In the listing below, find each line containing "Default" and report it.

START DATA FOR PROCESSING

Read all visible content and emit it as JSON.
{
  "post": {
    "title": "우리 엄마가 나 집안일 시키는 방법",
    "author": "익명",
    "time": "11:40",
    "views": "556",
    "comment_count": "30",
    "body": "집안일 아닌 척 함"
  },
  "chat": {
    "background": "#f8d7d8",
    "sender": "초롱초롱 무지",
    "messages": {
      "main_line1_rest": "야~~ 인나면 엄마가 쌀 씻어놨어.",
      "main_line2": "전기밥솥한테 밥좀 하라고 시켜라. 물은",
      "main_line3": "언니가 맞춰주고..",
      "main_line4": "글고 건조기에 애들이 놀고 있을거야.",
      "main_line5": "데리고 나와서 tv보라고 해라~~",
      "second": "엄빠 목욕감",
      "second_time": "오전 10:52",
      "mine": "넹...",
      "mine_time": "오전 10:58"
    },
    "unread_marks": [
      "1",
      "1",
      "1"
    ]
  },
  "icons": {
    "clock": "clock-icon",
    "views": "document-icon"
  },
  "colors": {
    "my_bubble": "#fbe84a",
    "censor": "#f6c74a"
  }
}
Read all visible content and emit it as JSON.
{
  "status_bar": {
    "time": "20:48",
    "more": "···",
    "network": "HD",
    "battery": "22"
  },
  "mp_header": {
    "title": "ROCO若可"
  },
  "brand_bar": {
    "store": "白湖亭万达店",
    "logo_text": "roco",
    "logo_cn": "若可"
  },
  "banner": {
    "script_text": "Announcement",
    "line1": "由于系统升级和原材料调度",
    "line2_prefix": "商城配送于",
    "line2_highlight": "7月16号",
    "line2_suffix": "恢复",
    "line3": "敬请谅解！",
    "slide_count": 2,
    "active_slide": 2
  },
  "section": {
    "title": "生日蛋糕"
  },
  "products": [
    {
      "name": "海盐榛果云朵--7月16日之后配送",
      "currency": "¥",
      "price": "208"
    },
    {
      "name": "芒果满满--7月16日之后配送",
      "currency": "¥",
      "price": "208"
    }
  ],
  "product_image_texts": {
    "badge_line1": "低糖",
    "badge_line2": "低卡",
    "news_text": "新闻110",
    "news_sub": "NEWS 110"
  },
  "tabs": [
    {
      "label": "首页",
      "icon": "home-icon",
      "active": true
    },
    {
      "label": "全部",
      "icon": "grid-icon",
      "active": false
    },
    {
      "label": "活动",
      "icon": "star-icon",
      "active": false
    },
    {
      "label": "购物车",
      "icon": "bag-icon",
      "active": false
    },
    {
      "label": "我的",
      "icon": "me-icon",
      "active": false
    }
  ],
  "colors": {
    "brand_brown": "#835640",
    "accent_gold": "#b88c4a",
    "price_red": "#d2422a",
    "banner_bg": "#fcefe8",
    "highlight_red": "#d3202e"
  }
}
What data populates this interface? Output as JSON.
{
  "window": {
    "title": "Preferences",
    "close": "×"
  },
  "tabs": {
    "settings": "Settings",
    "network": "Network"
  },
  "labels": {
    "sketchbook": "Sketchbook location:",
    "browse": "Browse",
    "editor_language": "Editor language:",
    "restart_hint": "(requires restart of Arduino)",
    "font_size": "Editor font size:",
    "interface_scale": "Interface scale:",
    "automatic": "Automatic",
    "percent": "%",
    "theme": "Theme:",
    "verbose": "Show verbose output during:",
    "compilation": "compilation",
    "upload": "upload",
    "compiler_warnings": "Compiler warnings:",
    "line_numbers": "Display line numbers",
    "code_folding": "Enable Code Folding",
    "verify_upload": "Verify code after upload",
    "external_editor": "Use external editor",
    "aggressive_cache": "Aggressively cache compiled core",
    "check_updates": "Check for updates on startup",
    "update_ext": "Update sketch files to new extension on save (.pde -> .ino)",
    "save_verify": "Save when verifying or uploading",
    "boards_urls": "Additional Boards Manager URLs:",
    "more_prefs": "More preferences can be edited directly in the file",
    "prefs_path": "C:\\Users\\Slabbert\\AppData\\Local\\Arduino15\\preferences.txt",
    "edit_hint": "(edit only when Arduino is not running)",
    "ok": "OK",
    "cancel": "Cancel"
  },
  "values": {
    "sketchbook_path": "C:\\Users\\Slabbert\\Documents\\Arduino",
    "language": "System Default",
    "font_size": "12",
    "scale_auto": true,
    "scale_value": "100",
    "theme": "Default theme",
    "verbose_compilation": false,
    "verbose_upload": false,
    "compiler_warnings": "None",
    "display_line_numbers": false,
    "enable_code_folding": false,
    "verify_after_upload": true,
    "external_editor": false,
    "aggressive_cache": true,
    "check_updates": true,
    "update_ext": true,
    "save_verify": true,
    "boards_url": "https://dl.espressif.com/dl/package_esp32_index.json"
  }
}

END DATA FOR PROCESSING

YOUR SOLUTION
    "language": "System Default",
    "theme": "Default theme",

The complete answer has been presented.